GERD results when the lower esophageal sphincter (LES) muscle becomes weakened. The LES sits at the juncture between the esophagus and the stomach and prevents food and stomach liquids from flowing back up into the esophagus.

Weakening of the LES can be caused by the following factors and conditions:

  • ]]>Hiatal hernia]]> : When the stomach and the LES protrude into the chest through the opening in the diaphragm normally occupied by the esophagus
  • Surgical destruction of the LES
  • Neurologic disorders or complications (from diabetes, for example) affecting the LES
  • ]]>Scleroderma]]> : A disorder that affects esophageal motility
  • Congenital defects of the gastrointestinal or respiratory tracts
  • Certain medications, such as:
    • Bronchodilators
    • Calcium channel blockers
    • Aminophylline
    • Nitrates
    • Sildenafil (Viagra)

Other factors that contribute to LES weakening include the following:

  • Smoking
  • Caffeinated beverages
  • Alcohol
  • Fatty foods, especially chocolate and fried foods

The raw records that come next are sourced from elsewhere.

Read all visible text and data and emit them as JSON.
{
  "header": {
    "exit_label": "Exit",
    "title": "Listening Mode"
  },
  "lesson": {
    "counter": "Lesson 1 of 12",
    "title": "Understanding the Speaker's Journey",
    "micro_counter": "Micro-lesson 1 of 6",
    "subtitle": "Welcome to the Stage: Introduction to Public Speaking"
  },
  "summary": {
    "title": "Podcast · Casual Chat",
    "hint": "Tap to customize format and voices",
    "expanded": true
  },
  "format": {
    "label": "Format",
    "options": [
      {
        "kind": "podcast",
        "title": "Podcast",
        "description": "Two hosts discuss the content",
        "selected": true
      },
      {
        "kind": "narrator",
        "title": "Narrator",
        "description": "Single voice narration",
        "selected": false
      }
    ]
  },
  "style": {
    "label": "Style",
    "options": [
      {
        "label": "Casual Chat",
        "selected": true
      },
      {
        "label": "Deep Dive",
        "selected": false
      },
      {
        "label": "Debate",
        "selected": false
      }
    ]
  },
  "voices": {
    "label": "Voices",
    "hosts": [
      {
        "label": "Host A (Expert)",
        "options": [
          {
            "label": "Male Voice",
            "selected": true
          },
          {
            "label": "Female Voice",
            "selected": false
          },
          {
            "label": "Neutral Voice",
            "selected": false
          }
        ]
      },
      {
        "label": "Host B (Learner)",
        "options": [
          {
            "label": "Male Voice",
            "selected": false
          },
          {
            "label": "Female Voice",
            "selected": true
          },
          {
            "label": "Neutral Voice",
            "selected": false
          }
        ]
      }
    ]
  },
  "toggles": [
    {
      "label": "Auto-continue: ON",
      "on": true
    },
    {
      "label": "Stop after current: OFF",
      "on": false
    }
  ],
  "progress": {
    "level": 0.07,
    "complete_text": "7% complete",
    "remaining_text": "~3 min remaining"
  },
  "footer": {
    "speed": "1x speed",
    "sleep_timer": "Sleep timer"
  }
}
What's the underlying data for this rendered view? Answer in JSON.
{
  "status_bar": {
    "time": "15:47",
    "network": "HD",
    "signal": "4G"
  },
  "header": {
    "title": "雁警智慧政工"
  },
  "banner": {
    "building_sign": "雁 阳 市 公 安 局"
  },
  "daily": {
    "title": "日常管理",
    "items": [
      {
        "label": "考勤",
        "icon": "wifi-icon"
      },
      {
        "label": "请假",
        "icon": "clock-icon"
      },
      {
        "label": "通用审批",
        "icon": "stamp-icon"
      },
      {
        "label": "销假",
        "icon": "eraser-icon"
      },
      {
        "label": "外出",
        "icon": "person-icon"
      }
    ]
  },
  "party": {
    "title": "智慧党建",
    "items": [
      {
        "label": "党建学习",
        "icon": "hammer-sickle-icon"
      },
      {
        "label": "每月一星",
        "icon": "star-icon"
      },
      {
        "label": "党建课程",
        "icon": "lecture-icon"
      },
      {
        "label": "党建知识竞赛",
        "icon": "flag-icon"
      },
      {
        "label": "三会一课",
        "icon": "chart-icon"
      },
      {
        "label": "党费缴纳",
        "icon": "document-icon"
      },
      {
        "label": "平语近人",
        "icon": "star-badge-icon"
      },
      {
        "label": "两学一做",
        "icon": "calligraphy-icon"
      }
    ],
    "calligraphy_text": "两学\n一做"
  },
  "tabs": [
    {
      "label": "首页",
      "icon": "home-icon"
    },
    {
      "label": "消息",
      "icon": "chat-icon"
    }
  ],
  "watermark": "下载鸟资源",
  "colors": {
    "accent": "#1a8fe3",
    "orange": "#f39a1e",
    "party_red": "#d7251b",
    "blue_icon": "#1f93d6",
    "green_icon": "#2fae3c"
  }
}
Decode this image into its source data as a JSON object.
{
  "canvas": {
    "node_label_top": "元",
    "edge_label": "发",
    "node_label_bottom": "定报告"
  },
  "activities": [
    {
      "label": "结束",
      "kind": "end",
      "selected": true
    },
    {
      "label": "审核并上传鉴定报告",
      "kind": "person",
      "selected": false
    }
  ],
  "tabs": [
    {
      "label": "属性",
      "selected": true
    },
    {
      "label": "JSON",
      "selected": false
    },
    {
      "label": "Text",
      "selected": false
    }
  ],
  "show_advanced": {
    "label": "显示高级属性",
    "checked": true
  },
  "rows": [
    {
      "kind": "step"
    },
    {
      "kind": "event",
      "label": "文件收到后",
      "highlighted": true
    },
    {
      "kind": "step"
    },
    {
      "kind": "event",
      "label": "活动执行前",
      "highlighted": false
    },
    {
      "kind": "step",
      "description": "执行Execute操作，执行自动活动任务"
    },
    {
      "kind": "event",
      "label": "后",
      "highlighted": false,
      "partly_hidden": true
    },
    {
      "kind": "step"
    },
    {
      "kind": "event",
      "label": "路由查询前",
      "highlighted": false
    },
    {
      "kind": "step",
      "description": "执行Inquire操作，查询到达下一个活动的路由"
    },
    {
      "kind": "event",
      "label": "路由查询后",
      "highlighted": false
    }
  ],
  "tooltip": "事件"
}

Once the LES is weakened, other factors, such as an increase in pressure in the abdomen relative to the chest, can increase the risk of reflux. See ]]>Risk Factors]]> for further details.